Night Man(1997-1999) is the story of Johnny Domino, a professional saxophonist, who is struck by lightning and earns a telepathic ability to see evil. It’s loosely based on an original comic. He also teams up with some scientists on the run who provide him with a special suit that allows him to deflect bullets and fly. It actually took a few episodes to figure out exactly what the suit does vs. Johnny Domino’s own ability- and I have the sneaking suspicion it was not entirely developed well by the writers.

Anyhow, most of the Night Man episodes are standard fare-evil bankers, evil corporations, evil scientists etc. It is an action adventure series, though a few episodes are definitely played for humor. And other episodes come across as humorous just because they are kind of silly. Johnny Domino’s father, Frank Domino,  is an ex-cop featured in Season 1 who is probably the best character if only because he does have personality. Whereas the show tries to have a common crime fighting them at the beginning, it starts to unravel a bit as the show goes on. We get a hodgepodge of alien invaders. alien villains, aliens, cursed Chinese ghost soldiers, witchcraft, evil sorceresses, and even a crossover episode with Manimal.

Matt McColm plays Johnny Domino, and he is a professional stuntman who had appeared in quite a few SF films and movies including The Matrix trilogy and Terminator: The Sarah Connor Chronicles.  He had a best friend named Raleigh Jordan, whose character is so replaceable they changed the actor between seasons 1 and 2. The owner of the club where Johnny performs is played by Felecia M. Bell, best known as Jennifer Sisko from Deep Space Nine.
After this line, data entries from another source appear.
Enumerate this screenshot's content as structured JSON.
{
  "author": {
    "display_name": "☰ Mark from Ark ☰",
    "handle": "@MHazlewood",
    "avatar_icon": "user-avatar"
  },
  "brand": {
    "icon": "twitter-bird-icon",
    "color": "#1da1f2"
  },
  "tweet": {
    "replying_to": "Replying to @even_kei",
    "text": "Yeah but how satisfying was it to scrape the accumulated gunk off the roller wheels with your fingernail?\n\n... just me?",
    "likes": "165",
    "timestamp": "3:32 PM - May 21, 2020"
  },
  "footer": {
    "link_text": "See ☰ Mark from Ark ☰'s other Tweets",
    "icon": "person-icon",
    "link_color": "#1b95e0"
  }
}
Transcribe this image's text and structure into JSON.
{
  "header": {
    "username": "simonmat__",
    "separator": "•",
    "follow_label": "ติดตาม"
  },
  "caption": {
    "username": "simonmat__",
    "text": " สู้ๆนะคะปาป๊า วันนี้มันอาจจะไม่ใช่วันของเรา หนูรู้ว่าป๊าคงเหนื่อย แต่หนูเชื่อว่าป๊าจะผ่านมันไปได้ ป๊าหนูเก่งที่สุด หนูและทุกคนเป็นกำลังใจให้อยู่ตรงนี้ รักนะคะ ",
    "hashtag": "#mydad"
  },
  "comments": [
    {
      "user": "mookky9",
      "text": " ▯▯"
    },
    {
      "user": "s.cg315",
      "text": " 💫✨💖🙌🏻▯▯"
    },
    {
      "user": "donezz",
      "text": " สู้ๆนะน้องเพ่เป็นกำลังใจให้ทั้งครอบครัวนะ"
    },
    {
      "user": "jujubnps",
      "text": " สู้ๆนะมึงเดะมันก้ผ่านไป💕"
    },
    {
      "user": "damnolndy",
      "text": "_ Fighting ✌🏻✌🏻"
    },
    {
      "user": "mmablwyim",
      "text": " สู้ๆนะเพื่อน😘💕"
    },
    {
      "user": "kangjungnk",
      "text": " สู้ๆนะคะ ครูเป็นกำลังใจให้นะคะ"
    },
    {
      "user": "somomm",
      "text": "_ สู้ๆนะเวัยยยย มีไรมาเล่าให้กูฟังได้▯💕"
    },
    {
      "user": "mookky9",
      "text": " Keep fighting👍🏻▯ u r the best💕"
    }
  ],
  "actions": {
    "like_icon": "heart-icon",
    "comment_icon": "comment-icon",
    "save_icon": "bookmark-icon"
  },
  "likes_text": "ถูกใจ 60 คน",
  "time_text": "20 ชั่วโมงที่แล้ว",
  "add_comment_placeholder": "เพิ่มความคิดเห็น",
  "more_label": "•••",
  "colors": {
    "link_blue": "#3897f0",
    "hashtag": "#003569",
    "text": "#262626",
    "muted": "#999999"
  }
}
Actually, the fun of the show is watching all the guest spots by actors you see around here and there. (Tucker Smallwood, Daniel Dae Kim).
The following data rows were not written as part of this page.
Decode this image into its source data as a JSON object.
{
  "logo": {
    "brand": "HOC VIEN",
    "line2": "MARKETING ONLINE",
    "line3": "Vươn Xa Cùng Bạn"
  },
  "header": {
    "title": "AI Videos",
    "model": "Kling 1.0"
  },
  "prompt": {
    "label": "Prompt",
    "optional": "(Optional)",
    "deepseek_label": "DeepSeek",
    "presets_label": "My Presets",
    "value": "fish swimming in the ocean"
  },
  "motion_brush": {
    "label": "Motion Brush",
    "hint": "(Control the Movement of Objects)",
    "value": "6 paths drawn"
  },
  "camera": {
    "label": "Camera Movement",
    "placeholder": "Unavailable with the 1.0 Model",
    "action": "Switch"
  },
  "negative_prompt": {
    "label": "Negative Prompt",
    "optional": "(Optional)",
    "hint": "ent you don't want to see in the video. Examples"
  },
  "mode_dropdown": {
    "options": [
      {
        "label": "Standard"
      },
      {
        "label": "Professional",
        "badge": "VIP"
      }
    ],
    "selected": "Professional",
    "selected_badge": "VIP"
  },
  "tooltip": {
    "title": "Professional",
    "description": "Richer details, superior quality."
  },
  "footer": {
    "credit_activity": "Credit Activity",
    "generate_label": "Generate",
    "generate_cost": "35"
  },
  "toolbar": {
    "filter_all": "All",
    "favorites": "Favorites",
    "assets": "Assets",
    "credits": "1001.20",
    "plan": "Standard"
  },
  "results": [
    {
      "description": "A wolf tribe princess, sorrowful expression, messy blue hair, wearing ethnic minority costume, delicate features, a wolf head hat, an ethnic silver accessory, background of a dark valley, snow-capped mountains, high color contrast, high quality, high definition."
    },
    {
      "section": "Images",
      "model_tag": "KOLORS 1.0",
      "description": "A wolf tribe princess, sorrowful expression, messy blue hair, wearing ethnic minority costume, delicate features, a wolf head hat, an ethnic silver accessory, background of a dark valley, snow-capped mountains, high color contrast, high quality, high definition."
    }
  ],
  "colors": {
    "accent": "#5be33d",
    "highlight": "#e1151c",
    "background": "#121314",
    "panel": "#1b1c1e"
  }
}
It’s…budget tv. There was a time when the only qualification for a show was to fill up the allotted minutes and get a few sponsors.